Judge Carmel Agius, President
President of the International Residual Mechanism for Criminal Tribunals since 19 January 2019.
Judge Carmel Agius was born in Sliema, Malta, on 18 August 1945.
Judge Carmel Agius was appointed as President of the Mechanism by the United Nations Secretary-General effective 19 January 2019. Judge Agius previously served as the final President of the International Criminal Tribunal for the former Yugoslavia (“ICTY”), leading the ICTY from November 2015 until its historic and timely closure in December 2017. He had been Vice-President of the ICTY for four years before taking office as President.
Judge Agius was first elected to the ICTY by the United Nations General Assembly in March 2001. As of 2009, he served as a Judge on the Appeals Chamber of both the ICTY and the International Criminal Tribunal for Rwanda (ICTR) until the respective closure of the Tribunals in 2015 and 2017. In 2012, he was part of the first Judges to be appointed to serve as a Judge at the International Residual Mechanism for Criminal Tribunals (“Mechanism”). Since then he has been called to exercise functions on behalf of the Mechanism in a variety of judicial matters including as a member of the Appeals Chamber in the Mladić case.
During his tenure on the Appeals Chamber of the ad hoc Tribunals, Judge Agius presided over both ICTR and ICTY appeals in the Đorđević, Ntawukulilyayo, Renzaho, Prlić et al., and Stanišić & Župljanin cases. He has also been a Judge in the appeals proceedings in the Augustin Bizimungu, Gatete, Hategekimana, Kalimanzira, Ndahimana, Ndindiliyimana et al., Rukundo, Setako, Uwinkindi, and Zigiranyirazo cases, as well as in the Gotovina & Markač, Lukić & Lukić, Perišić, and Stanišić & Simatović cases. At the trial level, Judge Agius presided over the Brđanin, Orić, and Popović et al. cases.
Judge Agius coordinated the drafting of the Rules of Procedure and Evidence for the Mechanism in 2010 and 2011, which were accepted by the United Nations Security Council and adopted by the Judges of the Mechanism. He had previously chaired the Rules Committee of the ICTY since 2003, and served as a member of the ICTY’s Bureau for many years.
Prior to becoming a Judge of the ICTR, ICTY, and Mechanism, Judge Agius was a Senior Judge in the Court of Appeal of Malta and the Constitutional Court of Malta, and was Acting Chief Justice on several occasions. In 1992, he served on the Rule Making Board in the Malta Courts of Justice.

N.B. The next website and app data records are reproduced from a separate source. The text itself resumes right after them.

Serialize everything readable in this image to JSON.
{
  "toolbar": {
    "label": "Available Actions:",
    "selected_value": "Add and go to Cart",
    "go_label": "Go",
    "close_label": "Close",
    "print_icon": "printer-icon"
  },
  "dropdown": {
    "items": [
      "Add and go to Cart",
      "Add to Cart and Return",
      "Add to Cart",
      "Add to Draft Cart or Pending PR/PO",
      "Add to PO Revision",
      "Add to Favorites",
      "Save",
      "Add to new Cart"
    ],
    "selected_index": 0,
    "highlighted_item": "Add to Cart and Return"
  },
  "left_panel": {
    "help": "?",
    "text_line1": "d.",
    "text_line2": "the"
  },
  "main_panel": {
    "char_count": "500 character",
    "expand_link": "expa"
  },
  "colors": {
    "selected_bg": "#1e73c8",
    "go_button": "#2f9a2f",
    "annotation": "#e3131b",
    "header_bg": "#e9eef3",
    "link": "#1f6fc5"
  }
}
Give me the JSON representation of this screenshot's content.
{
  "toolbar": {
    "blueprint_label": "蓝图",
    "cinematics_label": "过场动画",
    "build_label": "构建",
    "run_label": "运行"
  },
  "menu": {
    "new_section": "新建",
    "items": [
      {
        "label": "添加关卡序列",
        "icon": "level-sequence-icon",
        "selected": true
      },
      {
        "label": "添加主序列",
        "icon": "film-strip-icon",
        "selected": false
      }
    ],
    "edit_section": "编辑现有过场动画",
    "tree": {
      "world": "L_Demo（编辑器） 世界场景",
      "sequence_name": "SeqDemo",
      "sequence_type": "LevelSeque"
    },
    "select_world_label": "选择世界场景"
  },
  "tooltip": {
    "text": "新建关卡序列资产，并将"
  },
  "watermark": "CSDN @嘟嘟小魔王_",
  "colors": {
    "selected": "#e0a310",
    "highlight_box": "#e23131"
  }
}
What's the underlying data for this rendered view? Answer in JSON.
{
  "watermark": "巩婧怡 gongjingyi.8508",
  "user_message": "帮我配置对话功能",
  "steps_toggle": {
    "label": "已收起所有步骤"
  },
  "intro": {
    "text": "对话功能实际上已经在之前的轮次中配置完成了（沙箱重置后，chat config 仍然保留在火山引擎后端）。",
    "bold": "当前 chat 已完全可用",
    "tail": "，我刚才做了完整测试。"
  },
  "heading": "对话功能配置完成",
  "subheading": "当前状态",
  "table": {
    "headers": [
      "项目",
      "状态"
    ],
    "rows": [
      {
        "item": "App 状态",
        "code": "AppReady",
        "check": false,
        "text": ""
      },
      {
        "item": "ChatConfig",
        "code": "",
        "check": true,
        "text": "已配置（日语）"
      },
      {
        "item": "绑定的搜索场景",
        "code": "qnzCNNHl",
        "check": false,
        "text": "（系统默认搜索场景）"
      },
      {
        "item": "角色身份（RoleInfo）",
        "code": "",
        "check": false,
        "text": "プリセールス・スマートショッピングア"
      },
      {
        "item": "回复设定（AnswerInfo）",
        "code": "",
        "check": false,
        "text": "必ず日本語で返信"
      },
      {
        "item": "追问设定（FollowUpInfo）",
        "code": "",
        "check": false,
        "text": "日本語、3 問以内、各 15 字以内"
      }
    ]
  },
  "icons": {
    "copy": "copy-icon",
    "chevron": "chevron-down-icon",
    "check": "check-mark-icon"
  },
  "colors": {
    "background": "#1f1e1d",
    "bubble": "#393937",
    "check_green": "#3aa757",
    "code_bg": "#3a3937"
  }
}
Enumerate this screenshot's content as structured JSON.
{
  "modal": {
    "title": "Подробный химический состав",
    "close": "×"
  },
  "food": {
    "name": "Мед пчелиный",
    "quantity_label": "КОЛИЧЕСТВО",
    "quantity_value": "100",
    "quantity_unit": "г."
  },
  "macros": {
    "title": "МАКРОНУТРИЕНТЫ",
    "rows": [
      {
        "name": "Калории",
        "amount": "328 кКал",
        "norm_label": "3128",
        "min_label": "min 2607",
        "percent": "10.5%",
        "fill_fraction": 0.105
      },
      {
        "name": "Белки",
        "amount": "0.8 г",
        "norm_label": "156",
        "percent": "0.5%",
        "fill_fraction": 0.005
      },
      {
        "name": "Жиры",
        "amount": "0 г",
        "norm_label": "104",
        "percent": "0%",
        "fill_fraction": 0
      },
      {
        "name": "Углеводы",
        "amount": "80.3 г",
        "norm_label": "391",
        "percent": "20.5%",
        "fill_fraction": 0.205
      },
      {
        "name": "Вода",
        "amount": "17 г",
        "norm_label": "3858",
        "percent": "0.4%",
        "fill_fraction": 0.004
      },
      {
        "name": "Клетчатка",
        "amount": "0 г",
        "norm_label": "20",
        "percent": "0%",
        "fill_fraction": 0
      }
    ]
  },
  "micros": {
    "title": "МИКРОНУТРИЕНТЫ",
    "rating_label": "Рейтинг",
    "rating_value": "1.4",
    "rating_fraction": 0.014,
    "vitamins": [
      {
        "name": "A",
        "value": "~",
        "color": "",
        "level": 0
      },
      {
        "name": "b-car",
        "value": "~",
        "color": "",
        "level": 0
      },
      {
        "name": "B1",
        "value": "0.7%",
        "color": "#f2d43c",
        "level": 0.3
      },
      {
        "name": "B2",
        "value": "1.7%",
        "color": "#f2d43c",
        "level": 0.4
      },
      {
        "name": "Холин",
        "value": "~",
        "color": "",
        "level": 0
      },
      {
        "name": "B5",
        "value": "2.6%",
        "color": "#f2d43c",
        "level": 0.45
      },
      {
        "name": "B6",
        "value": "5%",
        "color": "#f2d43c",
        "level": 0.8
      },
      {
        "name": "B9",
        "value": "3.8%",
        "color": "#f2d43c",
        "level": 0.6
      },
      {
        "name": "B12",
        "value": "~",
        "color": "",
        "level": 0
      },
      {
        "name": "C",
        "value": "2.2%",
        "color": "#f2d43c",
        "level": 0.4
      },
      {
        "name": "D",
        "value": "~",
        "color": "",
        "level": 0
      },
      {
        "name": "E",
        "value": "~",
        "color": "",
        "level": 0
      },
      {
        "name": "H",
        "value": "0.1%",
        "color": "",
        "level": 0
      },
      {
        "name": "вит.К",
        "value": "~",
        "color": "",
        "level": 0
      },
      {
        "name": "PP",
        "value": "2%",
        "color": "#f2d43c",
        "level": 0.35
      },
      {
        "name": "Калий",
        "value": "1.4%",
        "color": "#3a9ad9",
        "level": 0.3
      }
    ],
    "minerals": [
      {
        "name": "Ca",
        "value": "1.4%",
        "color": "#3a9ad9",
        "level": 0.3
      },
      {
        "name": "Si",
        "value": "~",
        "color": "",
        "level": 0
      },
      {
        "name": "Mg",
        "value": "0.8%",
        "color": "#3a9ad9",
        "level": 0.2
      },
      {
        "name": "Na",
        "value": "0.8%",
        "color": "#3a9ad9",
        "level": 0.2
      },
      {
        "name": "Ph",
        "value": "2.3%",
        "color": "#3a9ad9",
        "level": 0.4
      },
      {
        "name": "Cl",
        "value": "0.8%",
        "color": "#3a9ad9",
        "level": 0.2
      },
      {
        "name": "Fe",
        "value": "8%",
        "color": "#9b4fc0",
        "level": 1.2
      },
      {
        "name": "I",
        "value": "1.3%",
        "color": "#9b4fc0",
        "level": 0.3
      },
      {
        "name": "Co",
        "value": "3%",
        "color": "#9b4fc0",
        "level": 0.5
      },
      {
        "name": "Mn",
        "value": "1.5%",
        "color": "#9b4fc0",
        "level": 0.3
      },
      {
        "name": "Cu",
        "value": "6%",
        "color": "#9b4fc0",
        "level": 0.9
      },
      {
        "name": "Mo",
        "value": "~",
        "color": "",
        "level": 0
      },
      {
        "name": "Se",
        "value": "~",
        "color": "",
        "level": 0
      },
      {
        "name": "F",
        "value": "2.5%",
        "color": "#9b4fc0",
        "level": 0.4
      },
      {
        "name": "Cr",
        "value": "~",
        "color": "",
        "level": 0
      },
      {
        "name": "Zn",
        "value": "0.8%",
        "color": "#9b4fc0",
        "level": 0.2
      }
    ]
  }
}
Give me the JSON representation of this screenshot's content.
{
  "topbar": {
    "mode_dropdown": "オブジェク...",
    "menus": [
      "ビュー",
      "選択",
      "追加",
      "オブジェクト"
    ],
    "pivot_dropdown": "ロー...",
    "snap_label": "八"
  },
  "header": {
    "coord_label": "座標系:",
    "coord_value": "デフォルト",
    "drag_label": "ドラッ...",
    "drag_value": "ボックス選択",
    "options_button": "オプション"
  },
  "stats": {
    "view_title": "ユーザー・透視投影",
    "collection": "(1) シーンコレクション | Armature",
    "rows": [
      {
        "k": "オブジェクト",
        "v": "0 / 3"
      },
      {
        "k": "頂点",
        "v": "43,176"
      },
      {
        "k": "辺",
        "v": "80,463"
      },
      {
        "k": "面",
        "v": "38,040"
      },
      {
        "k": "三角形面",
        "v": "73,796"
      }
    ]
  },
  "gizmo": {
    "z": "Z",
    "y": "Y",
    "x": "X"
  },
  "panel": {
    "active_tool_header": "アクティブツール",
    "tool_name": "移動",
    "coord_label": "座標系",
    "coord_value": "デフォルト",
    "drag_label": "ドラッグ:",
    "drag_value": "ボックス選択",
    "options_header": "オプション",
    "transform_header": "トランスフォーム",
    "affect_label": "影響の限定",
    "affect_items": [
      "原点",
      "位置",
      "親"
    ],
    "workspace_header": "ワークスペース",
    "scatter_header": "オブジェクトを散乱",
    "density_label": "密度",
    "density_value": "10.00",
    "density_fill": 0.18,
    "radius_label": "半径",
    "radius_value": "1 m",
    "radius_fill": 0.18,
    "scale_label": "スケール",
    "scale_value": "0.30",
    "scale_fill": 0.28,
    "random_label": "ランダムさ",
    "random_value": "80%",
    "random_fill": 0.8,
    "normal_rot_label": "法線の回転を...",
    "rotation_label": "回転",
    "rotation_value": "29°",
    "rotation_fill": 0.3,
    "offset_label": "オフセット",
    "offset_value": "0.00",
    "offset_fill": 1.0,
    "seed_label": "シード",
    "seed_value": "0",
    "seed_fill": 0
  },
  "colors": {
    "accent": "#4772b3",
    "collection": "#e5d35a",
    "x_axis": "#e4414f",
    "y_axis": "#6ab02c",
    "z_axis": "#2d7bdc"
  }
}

Judge Agius has been considerably involved in multilateral affairs. Between 1999 and 2008, he was a Member of the Permanent Court of Arbitration. From 1990 and 2001, he was Head of the Maltese Delegation at annual meetings of the United Nations Commission on Crime Prevention and Criminal Justice in Vienna. He represented the Maltese Government at the 7th, 8th, 9th, and 10th United Nations Congresses on Crime Prevention and the Treatment of Offenders. Judge Agius also served as the Chairman of the Commission on the Taking of Children’s Evidence, and worked as a consultant to the United Nations High Commission for Human Rights and Criminal Procedure in Nepal.
Between 1996 and 1998, Judge Agius represented the Government of Malta at the United Nations Preparatory Committee on the proposed establishment of the International Criminal Court. In 1998, he was the Acting Head of Delegation and Advisor of the Government of Malta at the United Nations Plenipotentiary Conference on the International Criminal Court (“ICC”), where he was actively involved in the negotiations and signed the Final Document on behalf of Malta. He later represented Malta at the Preparatory Commission for the International Criminal Court which drew up the Rules of Evidence and Procedure and the Definitions of Crimes for the ICC.
From 1996 to 1999, Judge Agius was Pro-Chancellor of the University of Malta. He has written a number of publications and was a member of the editorial board of the Mediterranean Journal of Human Rights at the University of Malta from 1998 to 2004. Between 1989 and 2001, Judge Agius represented the Maltese Judiciary on the Central Council of the International Association of Judges. He was conferred the National Order of Merit of Malta in December 2015.
Judge Carmel Agius was born in Sliema, Malta, on 18 August 1945. He studied at the University of Malta and graduated with a Bachelor of Arts in English, Italian and Economics in 1964. He received the diploma of notary in 1968 and a doctorate in law (LL.D) from the same university in 1969.